The first residences of the Grand Dukes of Lithuania were powerful castles. Strong walls protected the owner during the onslaught of detractors, testified to the strength of power, symbolized its stability in the troubled world of the Middle Ages. Over time, the idea of masonry defense softened through the desire of the ruling circles for beauty: castles began to give way to elegant palaces. Near the island castle of Alhierd in Troki there was built a gothic palace of Vitaut with frescoes and stained-glass windows. At the initiative of Stefan Batoryi, Hrodna Castle was rebuilt into a palace with carved ceilings and tapestries. And in the time of Žyhimont Aŭhust, the main palace of the Grand Duchy, the center of Renaissance culture in our lands, flourished under Hiedymin Mountain in Vilnia.
Landmark decisions were made in the Vilnia Palace, the Sojm was convened here, ambassadors and diplomats were received, operas were staged, masquerades were held, book collections and cultural values were preserved.
On the Belarusian and Litvin chessboard the palace is embodied by a hill in the center of the field. In the middle of the palace is the throne (square e5). Only having stepped on this square and having hold it for one move without announcing Rokash, the Kniaź or the Kniažyč can celebrate a victory. Moreover, the kniažyč becomes a kniaź only with the support of the latter, while the kniaź must stand no further than two steps from the center of the palace (throne).

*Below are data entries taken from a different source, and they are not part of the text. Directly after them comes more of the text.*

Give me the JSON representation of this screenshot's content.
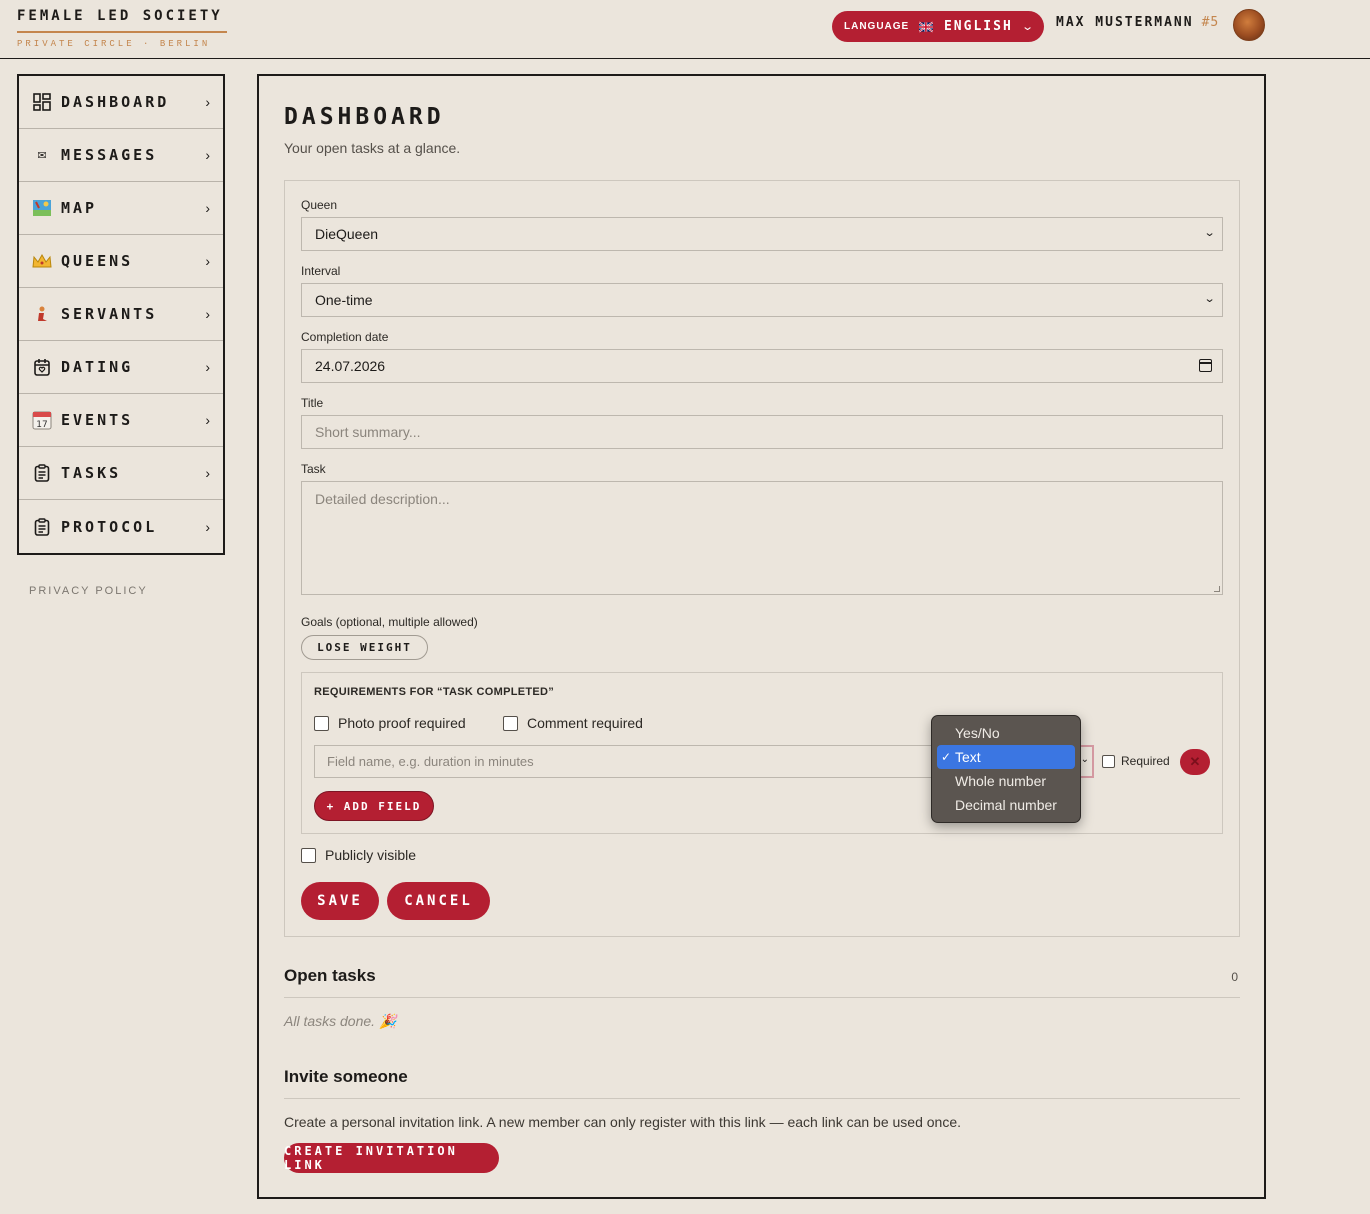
{
  "brand": {
    "title": "FEMALE LED SOCIETY",
    "subtitle": "PRIVATE CIRCLE · BERLIN"
  },
  "header": {
    "language_label": "LANGUAGE",
    "language_value": "ENGLISH",
    "user_name": "MAX MUSTERMANN",
    "user_number": "#5"
  },
  "sidebar": {
    "items": [
      {
        "label": "DASHBOARD",
        "icon": "dashboard-icon"
      },
      {
        "label": "MESSAGES",
        "icon": "envelope-icon"
      },
      {
        "label": "MAP",
        "icon": "map-icon"
      },
      {
        "label": "QUEENS",
        "icon": "crown-icon"
      },
      {
        "label": "SERVANTS",
        "icon": "servant-icon"
      },
      {
        "label": "DATING",
        "icon": "calendar-heart-icon"
      },
      {
        "label": "EVENTS",
        "icon": "calendar-17-icon"
      },
      {
        "label": "TASKS",
        "icon": "clipboard-icon"
      },
      {
        "label": "PROTOCOL",
        "icon": "clipboard-icon"
      }
    ],
    "privacy": "PRIVACY POLICY"
  },
  "main": {
    "title": "DASHBOARD",
    "subtitle": "Your open tasks at a glance.",
    "form": {
      "queen_label": "Queen",
      "queen_value": "DieQueen",
      "interval_label": "Interval",
      "interval_value": "One-time",
      "date_label": "Completion date",
      "date_value": "24.07.2026",
      "title_label": "Title",
      "title_placeholder": "Short summary...",
      "task_label": "Task",
      "task_placeholder": "Detailed description...",
      "goals_label": "Goals (optional, multiple allowed)",
      "goal_chip": "LOSE WEIGHT",
      "requirements": {
        "title": "REQUIREMENTS FOR “TASK COMPLETED”",
        "photo_proof": "Photo proof required",
        "comment": "Comment required",
        "field_placeholder": "Field name, e.g. duration in minutes",
        "required_label": "Required",
        "add_field": "+ ADD FIELD"
      },
      "public_label": "Publicly visible",
      "save": "SAVE",
      "cancel": "CANCEL"
    },
    "open_tasks": {
      "title": "Open tasks",
      "count": "0",
      "empty": "All tasks done. 🎉"
    },
    "invite": {
      "title": "Invite someone",
      "text": "Create a personal invitation link. A new member can only register with this link — each link can be used once.",
      "button": "CREATE INVITATION LINK"
    }
  },
  "dropdown": {
    "options": [
      "Yes/No",
      "Text",
      "Whole number",
      "Decimal number"
    ],
    "selected": "Text",
    "check": "✓"
  },
  "colors": {
    "accent": "#b41f32",
    "background": "#ebe5dc",
    "gold": "#c4864e",
    "dropdown_bg": "#5b5550",
    "selection": "#3b76e2"
  }
}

Raising the piece to the center of the board, you need to say: "Throne!". Having won - to declare: "The throne is mine!".
Not a single piece is allowed to step over the throne, with the exception of the Kniaź or the Kniažyč. If e5 is an attacked square, it is also impossible to step on it.